From the records below, copy each line in which the string "累计金额" occurs.

◆ ◆ ◆ ◆ ◆ ◆ ◆

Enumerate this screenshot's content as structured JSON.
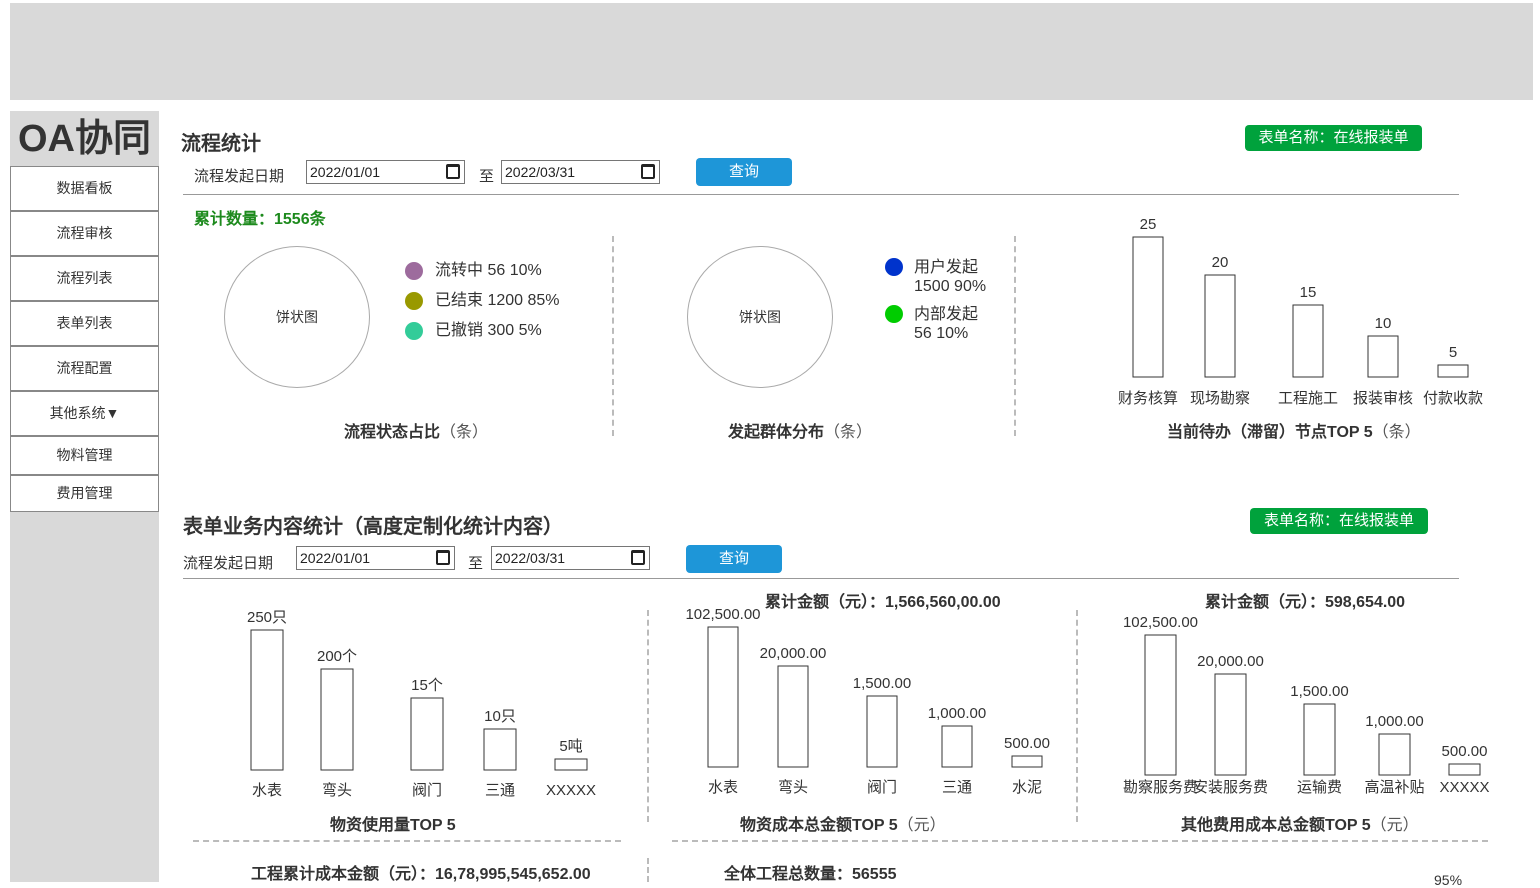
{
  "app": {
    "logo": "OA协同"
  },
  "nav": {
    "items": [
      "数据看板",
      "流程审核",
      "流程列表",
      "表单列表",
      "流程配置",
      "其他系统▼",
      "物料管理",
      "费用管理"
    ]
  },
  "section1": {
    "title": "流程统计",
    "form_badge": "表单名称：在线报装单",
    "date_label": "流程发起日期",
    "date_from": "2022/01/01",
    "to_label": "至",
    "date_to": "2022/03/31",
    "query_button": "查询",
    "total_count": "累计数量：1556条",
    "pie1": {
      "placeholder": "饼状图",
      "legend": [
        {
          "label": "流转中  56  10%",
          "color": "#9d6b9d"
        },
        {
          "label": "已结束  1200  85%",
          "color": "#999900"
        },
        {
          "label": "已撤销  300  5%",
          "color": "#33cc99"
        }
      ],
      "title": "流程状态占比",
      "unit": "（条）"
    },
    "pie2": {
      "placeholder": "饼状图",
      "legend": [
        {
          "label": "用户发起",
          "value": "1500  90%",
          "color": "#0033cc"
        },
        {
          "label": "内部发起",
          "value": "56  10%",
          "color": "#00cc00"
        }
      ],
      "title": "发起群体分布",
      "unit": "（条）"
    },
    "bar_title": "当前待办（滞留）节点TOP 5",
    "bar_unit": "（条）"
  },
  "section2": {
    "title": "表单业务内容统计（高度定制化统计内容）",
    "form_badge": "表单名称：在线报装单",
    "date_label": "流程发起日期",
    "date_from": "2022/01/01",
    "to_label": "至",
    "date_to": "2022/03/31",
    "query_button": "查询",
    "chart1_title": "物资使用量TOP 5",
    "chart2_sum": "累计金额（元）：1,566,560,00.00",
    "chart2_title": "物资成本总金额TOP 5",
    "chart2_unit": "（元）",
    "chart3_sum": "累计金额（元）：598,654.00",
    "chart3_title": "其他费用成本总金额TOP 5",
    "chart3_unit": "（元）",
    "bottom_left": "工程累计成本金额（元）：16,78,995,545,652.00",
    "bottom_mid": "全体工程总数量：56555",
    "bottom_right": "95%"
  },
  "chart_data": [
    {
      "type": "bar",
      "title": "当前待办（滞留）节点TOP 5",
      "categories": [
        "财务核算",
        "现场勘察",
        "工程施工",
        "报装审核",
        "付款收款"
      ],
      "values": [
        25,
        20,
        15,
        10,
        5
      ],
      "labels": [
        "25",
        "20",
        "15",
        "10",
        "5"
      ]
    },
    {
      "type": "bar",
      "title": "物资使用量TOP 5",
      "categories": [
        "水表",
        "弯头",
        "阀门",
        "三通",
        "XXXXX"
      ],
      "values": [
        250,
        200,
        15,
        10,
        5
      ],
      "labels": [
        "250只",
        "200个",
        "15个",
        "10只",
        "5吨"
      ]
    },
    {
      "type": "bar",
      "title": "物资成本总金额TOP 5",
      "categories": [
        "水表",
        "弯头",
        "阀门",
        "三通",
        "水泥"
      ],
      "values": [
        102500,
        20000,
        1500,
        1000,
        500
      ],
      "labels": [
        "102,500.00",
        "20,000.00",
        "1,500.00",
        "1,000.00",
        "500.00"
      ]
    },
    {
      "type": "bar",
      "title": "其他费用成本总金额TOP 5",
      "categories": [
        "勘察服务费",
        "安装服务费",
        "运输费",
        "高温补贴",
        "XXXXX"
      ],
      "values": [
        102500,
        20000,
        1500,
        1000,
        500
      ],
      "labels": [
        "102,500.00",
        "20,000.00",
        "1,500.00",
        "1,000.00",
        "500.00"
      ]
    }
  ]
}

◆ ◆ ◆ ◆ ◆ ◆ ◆

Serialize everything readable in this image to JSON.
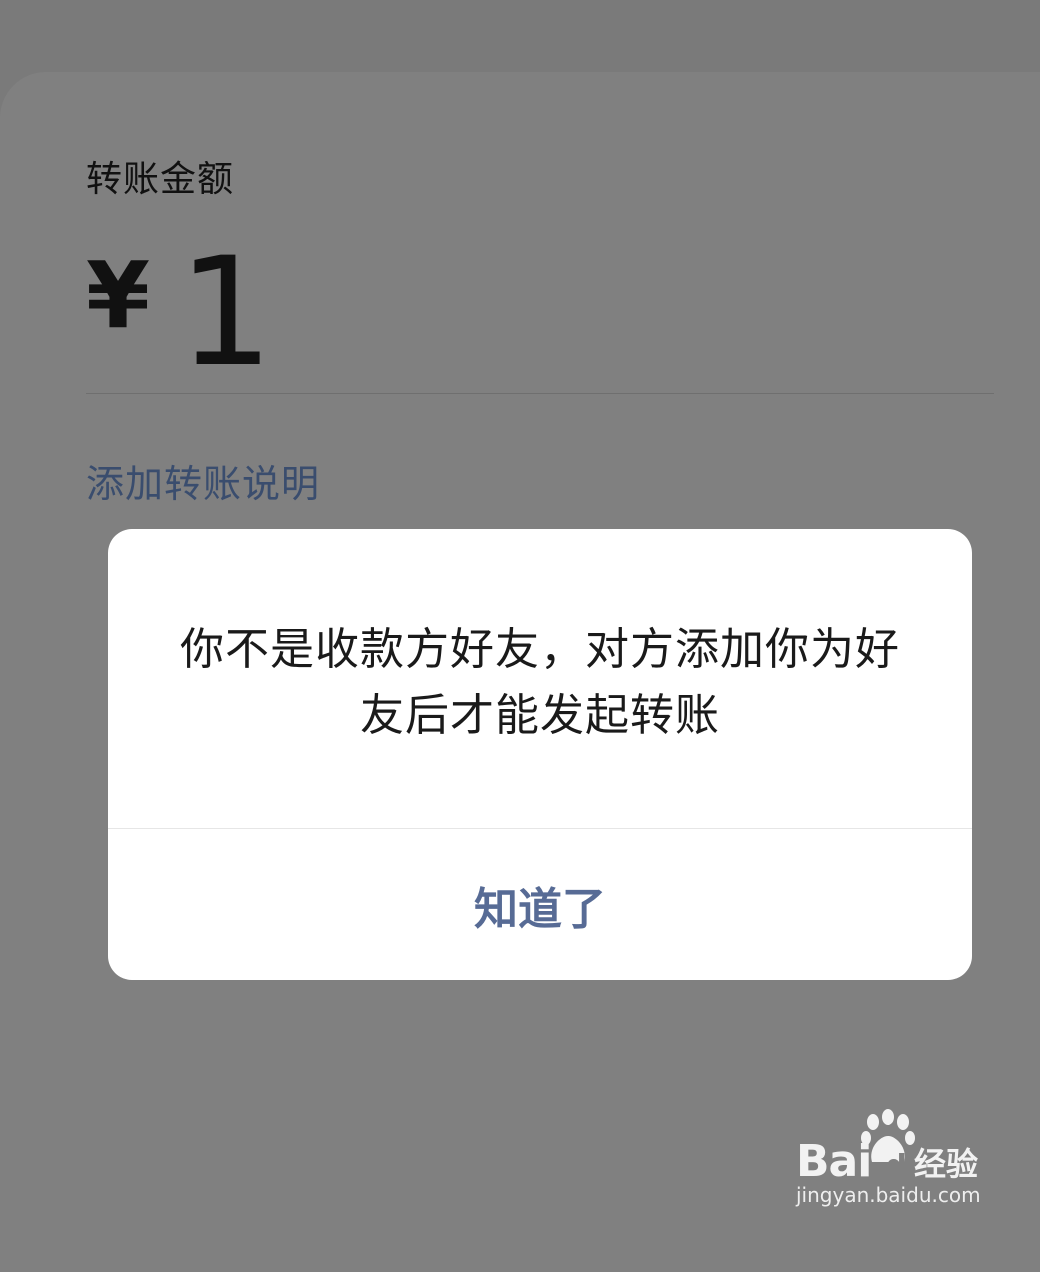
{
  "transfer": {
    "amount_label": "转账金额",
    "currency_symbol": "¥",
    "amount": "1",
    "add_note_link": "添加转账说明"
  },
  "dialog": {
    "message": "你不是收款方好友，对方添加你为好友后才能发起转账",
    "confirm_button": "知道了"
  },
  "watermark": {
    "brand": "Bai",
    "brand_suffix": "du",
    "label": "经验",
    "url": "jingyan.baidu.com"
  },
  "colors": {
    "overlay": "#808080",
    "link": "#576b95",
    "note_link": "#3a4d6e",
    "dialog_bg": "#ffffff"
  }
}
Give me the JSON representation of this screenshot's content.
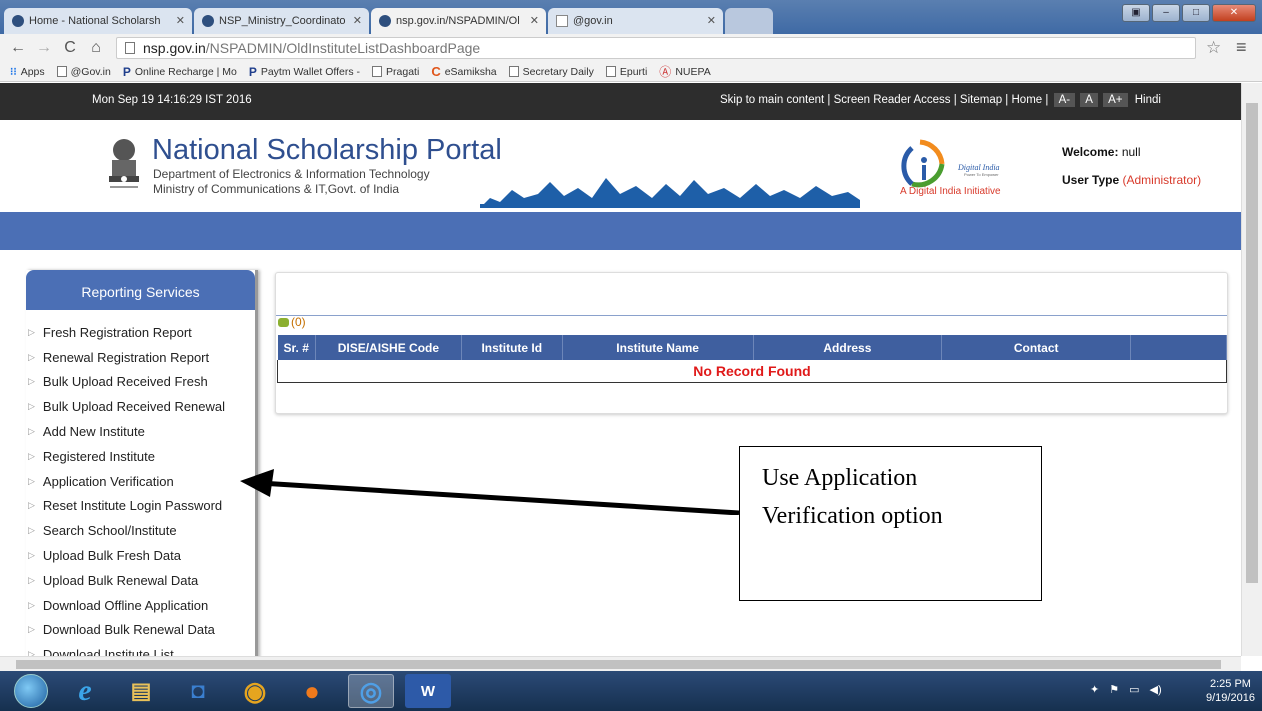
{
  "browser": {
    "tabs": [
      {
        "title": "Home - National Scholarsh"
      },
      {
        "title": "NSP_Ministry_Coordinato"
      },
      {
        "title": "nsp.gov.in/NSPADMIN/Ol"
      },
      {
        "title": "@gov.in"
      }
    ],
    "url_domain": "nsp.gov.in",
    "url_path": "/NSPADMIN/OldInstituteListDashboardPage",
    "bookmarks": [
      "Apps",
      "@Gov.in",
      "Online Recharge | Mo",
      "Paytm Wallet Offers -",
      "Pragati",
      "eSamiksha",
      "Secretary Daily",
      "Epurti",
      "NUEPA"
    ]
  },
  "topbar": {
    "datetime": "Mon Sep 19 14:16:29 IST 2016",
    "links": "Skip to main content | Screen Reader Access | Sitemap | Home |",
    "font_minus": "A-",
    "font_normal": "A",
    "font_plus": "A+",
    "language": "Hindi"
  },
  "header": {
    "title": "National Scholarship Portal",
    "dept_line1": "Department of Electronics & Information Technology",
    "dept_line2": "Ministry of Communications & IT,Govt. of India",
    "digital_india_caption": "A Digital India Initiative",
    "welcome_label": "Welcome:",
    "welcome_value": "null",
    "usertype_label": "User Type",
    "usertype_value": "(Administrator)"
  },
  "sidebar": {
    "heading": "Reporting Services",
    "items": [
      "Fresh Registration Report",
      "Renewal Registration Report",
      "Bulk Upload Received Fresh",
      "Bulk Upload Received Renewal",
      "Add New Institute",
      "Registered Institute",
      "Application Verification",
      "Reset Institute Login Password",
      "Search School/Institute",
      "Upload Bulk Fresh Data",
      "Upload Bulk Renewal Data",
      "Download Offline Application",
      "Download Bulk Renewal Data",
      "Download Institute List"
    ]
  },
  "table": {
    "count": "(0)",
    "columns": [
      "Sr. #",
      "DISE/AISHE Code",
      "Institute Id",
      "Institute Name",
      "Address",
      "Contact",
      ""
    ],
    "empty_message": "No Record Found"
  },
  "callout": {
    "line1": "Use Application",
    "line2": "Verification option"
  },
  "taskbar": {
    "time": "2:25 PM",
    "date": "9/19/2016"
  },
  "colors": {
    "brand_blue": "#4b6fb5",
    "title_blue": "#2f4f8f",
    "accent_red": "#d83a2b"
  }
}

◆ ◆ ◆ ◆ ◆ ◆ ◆

• **Exercise response**:
    "chart2_sum": "累计金额（元）：1,566,560,00.00",
    "chart3_sum": "累计金额（元）：598,654.00",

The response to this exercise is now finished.